*** DATA TO EXAMINE Section Begins ***

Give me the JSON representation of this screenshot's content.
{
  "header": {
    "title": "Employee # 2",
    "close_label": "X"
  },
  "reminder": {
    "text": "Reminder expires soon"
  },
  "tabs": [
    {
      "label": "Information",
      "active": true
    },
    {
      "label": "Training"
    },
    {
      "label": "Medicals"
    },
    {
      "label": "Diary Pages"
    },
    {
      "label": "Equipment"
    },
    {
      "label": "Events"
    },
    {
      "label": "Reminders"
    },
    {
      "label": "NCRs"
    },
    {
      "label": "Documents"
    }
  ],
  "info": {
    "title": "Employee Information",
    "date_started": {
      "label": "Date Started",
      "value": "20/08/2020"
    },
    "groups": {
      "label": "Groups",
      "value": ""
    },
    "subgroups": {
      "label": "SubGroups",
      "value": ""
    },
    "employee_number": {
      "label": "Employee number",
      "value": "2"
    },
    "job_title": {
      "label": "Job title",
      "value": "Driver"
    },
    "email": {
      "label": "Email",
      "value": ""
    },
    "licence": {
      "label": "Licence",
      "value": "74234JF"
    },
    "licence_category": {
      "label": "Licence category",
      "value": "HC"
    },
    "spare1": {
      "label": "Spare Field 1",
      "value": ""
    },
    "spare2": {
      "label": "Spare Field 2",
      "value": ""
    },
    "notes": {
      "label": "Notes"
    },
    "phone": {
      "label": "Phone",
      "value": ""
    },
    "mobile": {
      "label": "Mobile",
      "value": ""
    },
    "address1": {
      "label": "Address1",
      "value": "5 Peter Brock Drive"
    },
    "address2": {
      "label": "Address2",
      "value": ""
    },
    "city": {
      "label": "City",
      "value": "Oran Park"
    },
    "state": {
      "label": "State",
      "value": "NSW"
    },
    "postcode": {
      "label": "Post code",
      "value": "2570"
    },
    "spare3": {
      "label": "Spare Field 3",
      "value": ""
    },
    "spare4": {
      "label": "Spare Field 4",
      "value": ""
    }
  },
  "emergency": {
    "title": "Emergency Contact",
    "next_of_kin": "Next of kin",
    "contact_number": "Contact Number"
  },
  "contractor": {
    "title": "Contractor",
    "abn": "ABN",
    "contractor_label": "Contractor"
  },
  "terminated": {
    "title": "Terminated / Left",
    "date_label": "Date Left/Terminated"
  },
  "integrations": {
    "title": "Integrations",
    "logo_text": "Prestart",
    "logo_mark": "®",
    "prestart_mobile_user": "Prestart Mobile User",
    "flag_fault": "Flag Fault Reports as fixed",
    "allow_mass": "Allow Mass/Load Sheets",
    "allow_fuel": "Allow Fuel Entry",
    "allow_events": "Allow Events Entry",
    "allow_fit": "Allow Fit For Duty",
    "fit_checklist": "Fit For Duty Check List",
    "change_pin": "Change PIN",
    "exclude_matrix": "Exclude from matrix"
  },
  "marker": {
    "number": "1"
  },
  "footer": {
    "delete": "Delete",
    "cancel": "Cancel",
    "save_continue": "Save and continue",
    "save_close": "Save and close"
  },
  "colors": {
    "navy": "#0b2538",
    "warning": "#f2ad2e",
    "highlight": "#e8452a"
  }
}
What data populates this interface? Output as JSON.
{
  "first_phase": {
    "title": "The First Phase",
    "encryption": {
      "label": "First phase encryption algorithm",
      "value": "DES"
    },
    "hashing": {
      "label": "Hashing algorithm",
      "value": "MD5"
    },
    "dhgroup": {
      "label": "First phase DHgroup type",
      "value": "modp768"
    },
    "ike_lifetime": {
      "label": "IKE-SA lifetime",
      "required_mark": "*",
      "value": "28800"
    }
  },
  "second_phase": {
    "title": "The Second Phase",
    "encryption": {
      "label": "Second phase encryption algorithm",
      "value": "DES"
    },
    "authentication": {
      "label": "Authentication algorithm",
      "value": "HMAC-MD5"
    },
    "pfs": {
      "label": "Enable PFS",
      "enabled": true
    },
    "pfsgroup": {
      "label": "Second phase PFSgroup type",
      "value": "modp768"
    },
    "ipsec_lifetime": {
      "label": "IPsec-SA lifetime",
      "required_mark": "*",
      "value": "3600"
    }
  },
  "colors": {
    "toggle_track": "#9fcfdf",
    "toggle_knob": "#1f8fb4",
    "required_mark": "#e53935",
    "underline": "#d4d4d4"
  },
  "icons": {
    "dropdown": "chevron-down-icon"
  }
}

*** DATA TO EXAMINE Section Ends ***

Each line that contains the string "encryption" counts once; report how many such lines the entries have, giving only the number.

### ANSWER SECTION
4